The Government of Canada has released its first Emissions Reduction Plan (ERP) under the Canadian Net-Zero Emissions Accountability Act. A comprehensive roadmap for Canada’s greenhouse gas emissions reduction efforts, the ERP covers a wide breadth of activities and includes more than $9 billion of additional investment. While important questions remain, the plan is a significant milestone in outlining how the government intends to meet its 2030 target of reducing emissions by up to 45% compared to 2005 levels as it progresses towards Canada’s 2050 net-zero ambition.
The plan is broad, addressing economy-wide measures like carbon pricing as well as household-level issues like electric passenger vehicles. Although it lacks specific detail on some of the critical issues on Canada’s climate change agenda, it should still serve as a guide for organizations plotting their next steps in the net-zero journey, particularly as the government looks to advance progress on emissions targets in key Canadian sectors like the oil and gas industry. For those considering the implications for their organization, here are some of the top highlights of the ERP as well as related details on some of the key issues addressed in the recent federal budget:
A substantial focus of the ERP is on buildings, whose operations are responsible for 12% of greenhouse gas emissions nationally and the largest source in most cities. This is also one of the most challenging areas to decarbonize. There are several reasons for this, including the lack of building code harmonization across Canada, the high costs of retrofits and shortages of skilled tradespeople to perform the work required.
To address some of the challenges, Canada has announced a new, $150-million initiative called the Canada Green Buildings Strategy, with a goal of building on existing programs and introducing new measures to spark a massive retrofit of the existing building stock and spur construction to the highest emission standards. Initiatives at the household level include putting an additional $458.5 million into the Canada Greener Homes Loan Program.
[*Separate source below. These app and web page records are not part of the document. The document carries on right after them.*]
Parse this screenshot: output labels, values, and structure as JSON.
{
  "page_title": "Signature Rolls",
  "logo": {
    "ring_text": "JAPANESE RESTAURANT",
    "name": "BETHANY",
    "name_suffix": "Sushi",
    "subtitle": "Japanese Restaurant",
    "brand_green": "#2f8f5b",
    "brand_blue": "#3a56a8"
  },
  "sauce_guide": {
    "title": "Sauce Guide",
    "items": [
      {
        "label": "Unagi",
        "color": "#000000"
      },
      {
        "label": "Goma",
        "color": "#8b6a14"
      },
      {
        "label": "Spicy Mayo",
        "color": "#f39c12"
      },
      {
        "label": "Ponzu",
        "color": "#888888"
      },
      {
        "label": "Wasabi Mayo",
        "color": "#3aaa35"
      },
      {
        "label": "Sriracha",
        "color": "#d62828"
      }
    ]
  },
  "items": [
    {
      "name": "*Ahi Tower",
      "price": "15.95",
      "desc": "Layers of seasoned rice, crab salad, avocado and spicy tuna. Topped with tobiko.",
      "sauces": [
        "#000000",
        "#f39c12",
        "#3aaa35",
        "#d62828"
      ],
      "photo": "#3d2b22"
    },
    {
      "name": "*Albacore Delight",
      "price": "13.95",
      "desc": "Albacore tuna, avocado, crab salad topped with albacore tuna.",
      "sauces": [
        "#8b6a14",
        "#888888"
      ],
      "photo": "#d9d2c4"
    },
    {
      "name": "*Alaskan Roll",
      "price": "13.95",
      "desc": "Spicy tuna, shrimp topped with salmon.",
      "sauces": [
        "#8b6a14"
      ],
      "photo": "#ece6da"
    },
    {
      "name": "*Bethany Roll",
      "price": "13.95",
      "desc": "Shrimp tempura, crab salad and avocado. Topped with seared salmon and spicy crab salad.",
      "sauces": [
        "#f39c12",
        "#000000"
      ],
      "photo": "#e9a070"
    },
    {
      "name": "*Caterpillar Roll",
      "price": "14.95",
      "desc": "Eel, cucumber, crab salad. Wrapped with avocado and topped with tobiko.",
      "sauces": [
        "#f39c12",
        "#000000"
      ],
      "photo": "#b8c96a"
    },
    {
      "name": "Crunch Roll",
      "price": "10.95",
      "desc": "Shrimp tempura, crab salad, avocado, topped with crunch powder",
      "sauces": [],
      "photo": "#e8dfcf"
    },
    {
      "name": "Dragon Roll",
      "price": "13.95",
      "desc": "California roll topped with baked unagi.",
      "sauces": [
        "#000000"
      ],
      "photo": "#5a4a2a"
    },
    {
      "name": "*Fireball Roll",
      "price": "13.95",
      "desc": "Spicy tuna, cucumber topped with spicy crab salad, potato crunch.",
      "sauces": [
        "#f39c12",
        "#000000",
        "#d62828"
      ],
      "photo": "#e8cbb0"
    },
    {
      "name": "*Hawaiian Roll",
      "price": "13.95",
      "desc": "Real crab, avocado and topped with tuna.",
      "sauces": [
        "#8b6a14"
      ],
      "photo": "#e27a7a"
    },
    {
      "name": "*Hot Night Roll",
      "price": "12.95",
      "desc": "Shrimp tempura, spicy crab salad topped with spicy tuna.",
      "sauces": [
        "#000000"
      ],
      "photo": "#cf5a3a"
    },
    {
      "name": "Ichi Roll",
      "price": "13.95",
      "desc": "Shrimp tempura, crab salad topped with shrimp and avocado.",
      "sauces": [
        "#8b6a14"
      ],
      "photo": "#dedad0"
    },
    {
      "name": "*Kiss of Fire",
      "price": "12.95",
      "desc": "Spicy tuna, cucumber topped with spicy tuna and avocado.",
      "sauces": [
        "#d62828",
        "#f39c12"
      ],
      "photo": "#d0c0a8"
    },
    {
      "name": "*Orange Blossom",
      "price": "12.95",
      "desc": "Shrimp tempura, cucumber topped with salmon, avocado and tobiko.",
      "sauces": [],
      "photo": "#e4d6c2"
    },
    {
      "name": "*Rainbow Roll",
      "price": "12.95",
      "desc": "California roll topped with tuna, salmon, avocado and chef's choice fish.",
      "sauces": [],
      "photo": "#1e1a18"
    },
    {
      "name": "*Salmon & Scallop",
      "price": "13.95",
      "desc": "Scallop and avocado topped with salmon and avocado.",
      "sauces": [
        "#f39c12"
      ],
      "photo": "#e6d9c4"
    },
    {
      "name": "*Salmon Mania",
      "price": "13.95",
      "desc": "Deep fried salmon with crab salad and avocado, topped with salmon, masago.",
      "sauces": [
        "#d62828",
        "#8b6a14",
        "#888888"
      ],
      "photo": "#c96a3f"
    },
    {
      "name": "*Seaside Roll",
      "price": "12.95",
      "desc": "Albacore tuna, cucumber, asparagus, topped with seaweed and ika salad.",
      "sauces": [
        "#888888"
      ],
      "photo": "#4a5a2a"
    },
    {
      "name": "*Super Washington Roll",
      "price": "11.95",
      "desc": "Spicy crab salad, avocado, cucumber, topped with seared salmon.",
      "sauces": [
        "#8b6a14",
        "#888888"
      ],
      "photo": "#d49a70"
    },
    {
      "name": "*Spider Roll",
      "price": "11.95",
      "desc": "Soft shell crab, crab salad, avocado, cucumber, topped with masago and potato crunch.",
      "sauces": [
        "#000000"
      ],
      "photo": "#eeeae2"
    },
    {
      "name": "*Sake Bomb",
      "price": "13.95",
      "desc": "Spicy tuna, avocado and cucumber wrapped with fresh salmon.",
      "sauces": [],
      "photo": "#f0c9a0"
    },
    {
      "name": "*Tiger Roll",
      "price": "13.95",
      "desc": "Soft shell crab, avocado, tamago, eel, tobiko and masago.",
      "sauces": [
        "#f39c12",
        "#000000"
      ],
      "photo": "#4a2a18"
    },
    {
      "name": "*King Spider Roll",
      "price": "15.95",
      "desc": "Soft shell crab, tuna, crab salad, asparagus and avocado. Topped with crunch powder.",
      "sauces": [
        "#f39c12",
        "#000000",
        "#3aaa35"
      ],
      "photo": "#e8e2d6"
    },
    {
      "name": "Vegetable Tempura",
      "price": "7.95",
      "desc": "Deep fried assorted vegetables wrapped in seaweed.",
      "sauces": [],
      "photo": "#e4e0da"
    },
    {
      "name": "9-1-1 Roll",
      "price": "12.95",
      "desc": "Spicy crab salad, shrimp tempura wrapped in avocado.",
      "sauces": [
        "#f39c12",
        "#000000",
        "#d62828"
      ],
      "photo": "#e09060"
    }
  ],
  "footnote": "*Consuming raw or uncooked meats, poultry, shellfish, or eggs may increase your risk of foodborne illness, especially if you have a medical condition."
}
Transportation accounts for approximately 25% of emissions nationally. This plan aims to accelerate the uptake of zero-emission vehicles, with a focus on efforts to encourage adoption at the household level. The government says it will introduce a mandate to ensure zero-emission vehicles account for at least 20% of new light-duty vehicle sales by 2026, with the requirement rising to a minimum of 60% by 2030 and 100% by 2035.
These targets should represent opportunities for Canadian auto sector and parts manufacturers, as well as providers of raw materials for those vehicle components. They’ll also require massive investment in charging infrastructure and other supports for vehicle purchases.
The ERP sets out an ambitious agenda for change, with promises to address a number of important issues in the next 18 months: critical minerals; aviation; agriculture and fertilizer; carbon capture, utilization and storage; small modular nuclear reactors; and the role of nature as a climate solution. This means Canadian organizations in key sectors of our economy can expect significant activity on matters they’ve been paying close attention to as they plot their net-zero strategies. While we watch for further details, here’s what we do know from both the ERP and the recent federal budget about what’s to come on some of the most significant issues in the net-zero journey:
While the ERP is ambitious, it falls short on outlining the specific actions and details many Canadian organizations have been watching for. It’s more a snapshot of what’s happening now and what the government is planning than a policy position or a comprehensive program announcement. For example, it doesn’t address the harmonization required across sectors, regions and levels of government to achieve our targets. Instead, it focuses more on consumer matters like zero-emission vehicles rather than the harder issues related to oil and gas emissions intensity.
This suggests the government is weighing climate change ambition with questions about the continued contribution of key sectors of our economy and growing concerns about energy security.
Besides addressing some of the critical issues those sectors are facing, we also believe that achieving our targets requires a broader approach that looks beyond an energy or emissions lens.
What Canada needs to see now is a detailed path to transition that’s both orderly and inclusive.
An orderly transition means predictability that encourages private sector investment and clear communication to citizens, consumers and ratepayers. It also means making sure the infrastructure keeps pace with the increase in demand for cleaner energy and electrification and that there’s an economic, labour and skills strategy that supports regions and individuals impacted by structural changes. All of this will require significant harmonization and coordination with the provinces.
An inclusive transition is equally important. For Canada, this means the transition and planning need to be inclusive of gender, community, Indigenous, regional and global impacts.
While all of this suggests that there’s much more to come, the ERP should still serve as a call to action for Canadian organizations planning their paths forward. Our recent CEO Survey showed Canadian organizations are behind their global counterparts in committing to net-zero emissions, and the ERP offers further evidence of the need to act quickly. To learn more about how you can advance your net-zero transformation or to discuss what the ERP means for your organization as well as some of the key implications for your strategy, capital projects, supply chain and climate risk scenario modelling activities, please contact us.